"Robin sent us this review in March 2006 after building and flying his Mugi Evo. The following text is unchanged in content but has been edited for spelling and readability if necessary. We have added the photo captions."
The kit arrived very promptly and undamaged after ordering via the internet.
Building took no time at all, helped by about the best set of instructions I've seen. You have to allow time for the Evostick to set otherwise it could have been completed in an evening. Mine was built as per the kit with no changes – very unusual for me. I used a pair of 5g micro servos I had laying around - perhaps not a good choice as it turned out later.
I had intended to use a Speed 400 motor + Gunther prop and one of the 500 - 800mah, 7 cell battery packs I have in stock. However, when I did some dummy runs by taping the motor and pack onto the model, it was clear that the CofG would be too far aft. My lightweight servos contributed to this problem as they are ahead of the CofG. What was needed was a heavier pack that was configured to fit as far forward as possible: e.g. wide and flat.
After some head-scratching I took the easy option and flew the Mugi as a sloper. Fitting a Micron mini receiver and a flat 600mAh battery in the nose gave a CofG at the recommended point.
Test flying the Mugi on the slope:
First flights were done in very light winds and showed that: i) there was far too much control movement and ii) that the CofG could be moved further aft. It also showed that it would drift about and stay up in very un-promising conditions.
I was rather stuck with the control movements as the servos are buried in the wing/body and I’d used the outer holes in the arms. Thank goodness for modern transmitters allowing the adjustment of servo travel.
Flying in better conditions showed that it’s a model that can really move and would twinkle roll faster than I could keep up with. I also found that the CofG could be moved about 10mm back from the recommended point. This improved soaring performance but is close to the limit. Further back and the elevator control becomes ultra-sensitive and the dreaded flick appears. One fun-feature was landing. In a 10mph wind, the Mugi could be slowed up in front of the pilot and allowed to mush gently backwards onto the ground at his feet.
Overcoming my CofG problem:
I got hold of a cheap, brushless, Bell motor that was considerably lighter than a Speed 400. If this was moved as far forward as possible balancing the model was easier. I ended up making a small pylon to mount the motor with just the prop overhanging the trailing edge.
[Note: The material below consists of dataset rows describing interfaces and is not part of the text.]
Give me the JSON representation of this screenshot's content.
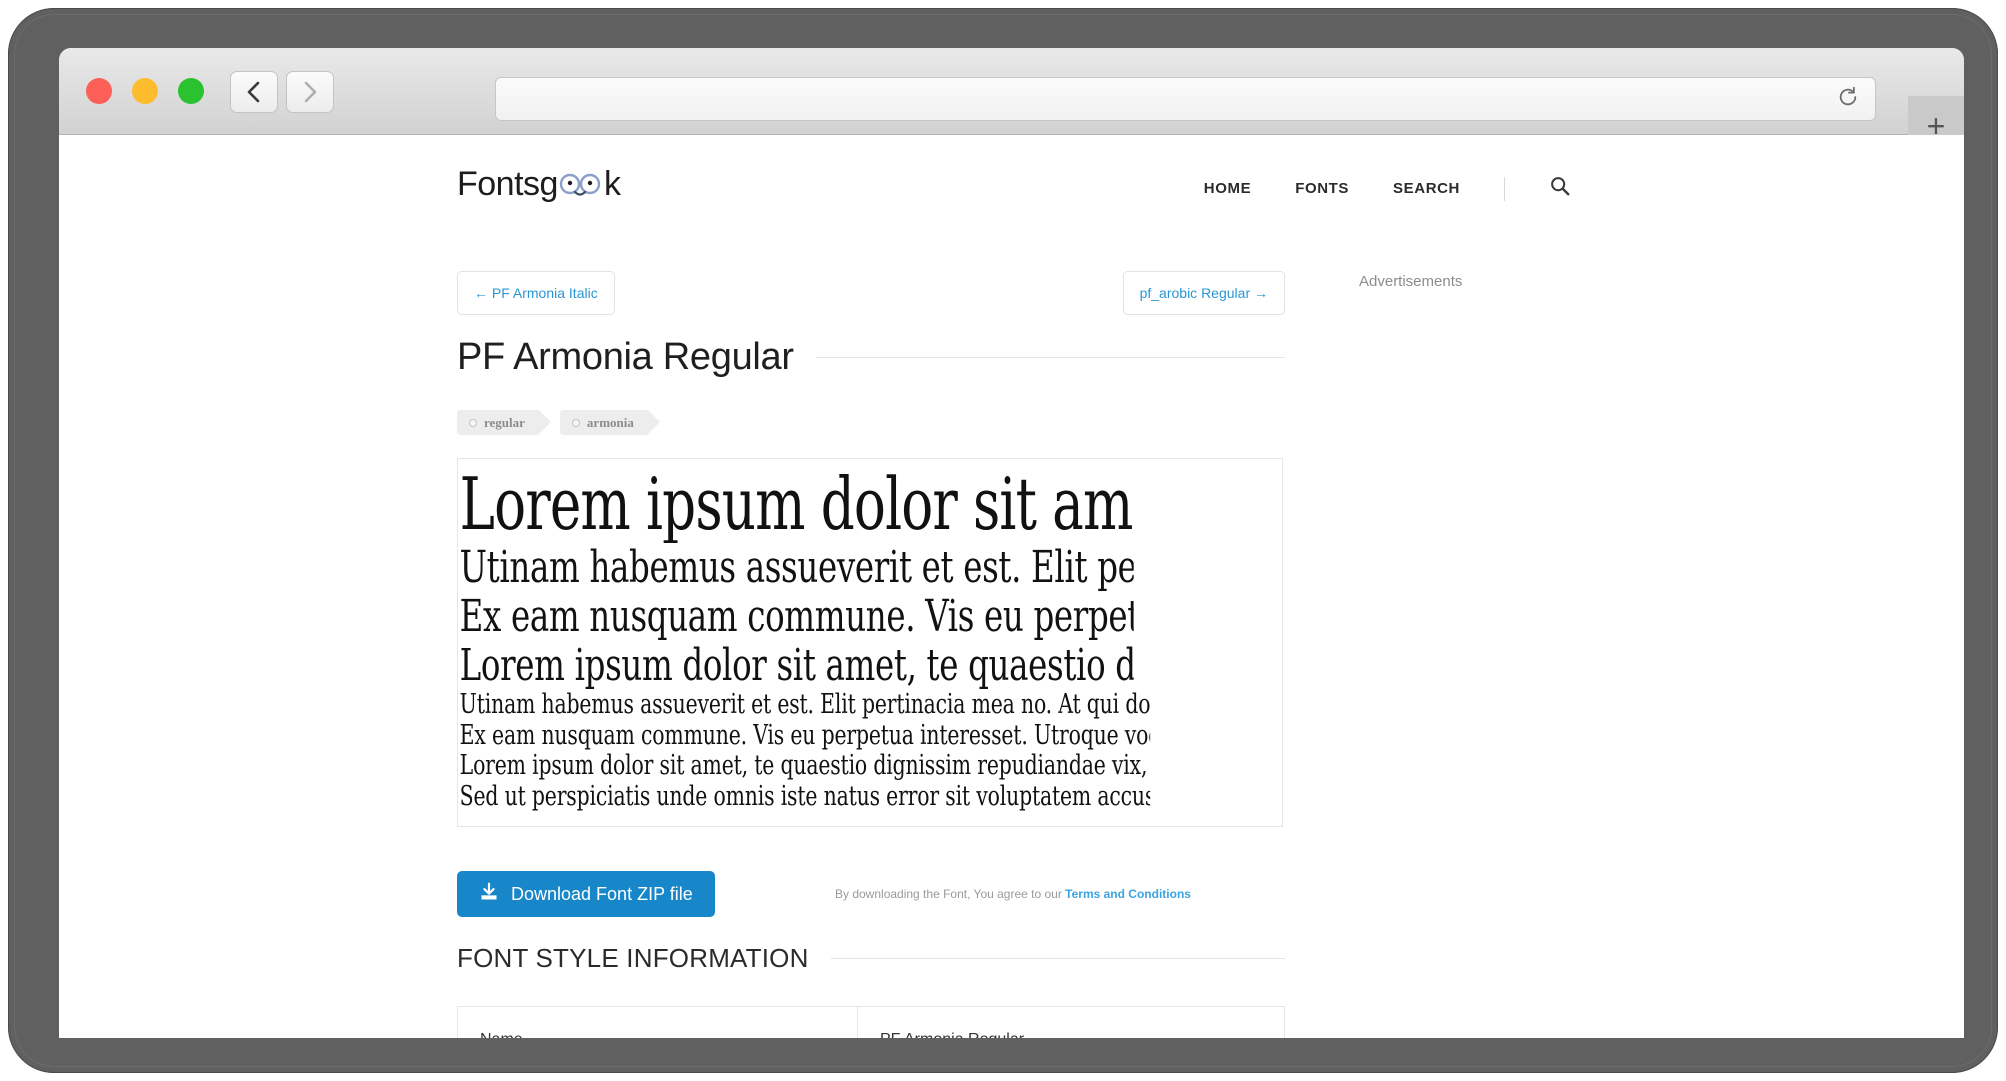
{
  "browser": {
    "traffic_lights": [
      "close",
      "minimize",
      "maximize"
    ],
    "back_label": "Back",
    "forward_label": "Forward",
    "url_value": "",
    "url_placeholder": "",
    "reload_label": "Reload",
    "new_tab_label": "+"
  },
  "site": {
    "logo_part1": "Fonts",
    "logo_part2": "g",
    "logo_part3": "k",
    "nav": [
      {
        "label": "HOME"
      },
      {
        "label": "FONTS"
      },
      {
        "label": "SEARCH"
      }
    ],
    "search_icon_label": "Search"
  },
  "pager": {
    "prev_label": "← PF Armonia Italic",
    "next_label": "pf_arobic Regular →"
  },
  "page": {
    "title": "PF Armonia Regular",
    "tags": [
      {
        "label": "regular"
      },
      {
        "label": "armonia"
      }
    ]
  },
  "preview": {
    "lines": [
      "Lorem ipsum dolor sit amet, te quaestio dignissim",
      "Utinam habemus assueverit et est. Elit pertinacia mea no. At",
      "Ex eam nusquam commune. Vis eu perpetua interesset. Utro",
      "Lorem ipsum dolor sit amet, te quaestio dignissim repudiand",
      "Utinam habemus assueverit et est. Elit pertinacia mea no. At qui dolor",
      "Ex eam nusquam commune. Vis eu perpetua interesset. Utroque vocibus",
      "Lorem ipsum dolor sit amet, te quaestio dignissim repudiandae vix, eum",
      "Sed ut perspiciatis unde omnis iste natus error sit voluptatem accusantium"
    ]
  },
  "download": {
    "button_label": "Download Font ZIP file",
    "icon": "download-icon",
    "terms_prefix": "By downloading the Font, You agree to our ",
    "terms_link": "Terms and Conditions"
  },
  "font_style_information": {
    "title": "FONT STYLE INFORMATION",
    "rows": [
      {
        "key": "Name",
        "value": "PF Armonia Regular"
      }
    ]
  },
  "ads": {
    "label": "Advertisements"
  },
  "colors": {
    "accent_blue": "#1787c9",
    "link_blue": "#2a97d4",
    "tag_gray": "#ededed",
    "bezel_gray": "#606060"
  }
}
Now lots of battery option became available.
Electric flight at last:
I am now flying with a 1250mah, 2-cell Lipo battery (and a small bit of lead) to give a weight of about 390g. Using a 7x6 GWS prop, launching is easy (I use the cow pat throwing technique) and performance is excellent. Unfortunately, the 7x6 is too small for the Bell motor on 2 cells so it doesn’t give vertical performance. Nevertheless, it is super to fly and far outstrips my ability to wring it out. I intend to try a 3-cell battery as this should lift the revs and therefore the thrust and pitch speed. The best bit is that, despite the extra weight it will still slow right down for landing. Even at very low speed there is still a lot of control authority. Another bonus is that it is extremely quiet. I don’t know how much of this is down to the motor + prop and how much the design of the model but it allows me to fly where I can’t use my Pico Jet or Twin Jet.
Despite its performance potential, this is still a very benign model. I was flying the other day when suddenly down elevator started to cause it to dive right and up caused a climb left. When the panic subsided, I managed to get it down without damage. Inspection showed that one servo had failed during the flight - how many other models would have survived that sort of disaster? I have since discovered that yes it is just possible to get one of servos out from the built up model.
I haven’t seriously crash tested it yet but it has survived the general rough and tumble of slope flying, including some firm arrivals. Grubby marks of the white twinwall are the main issue.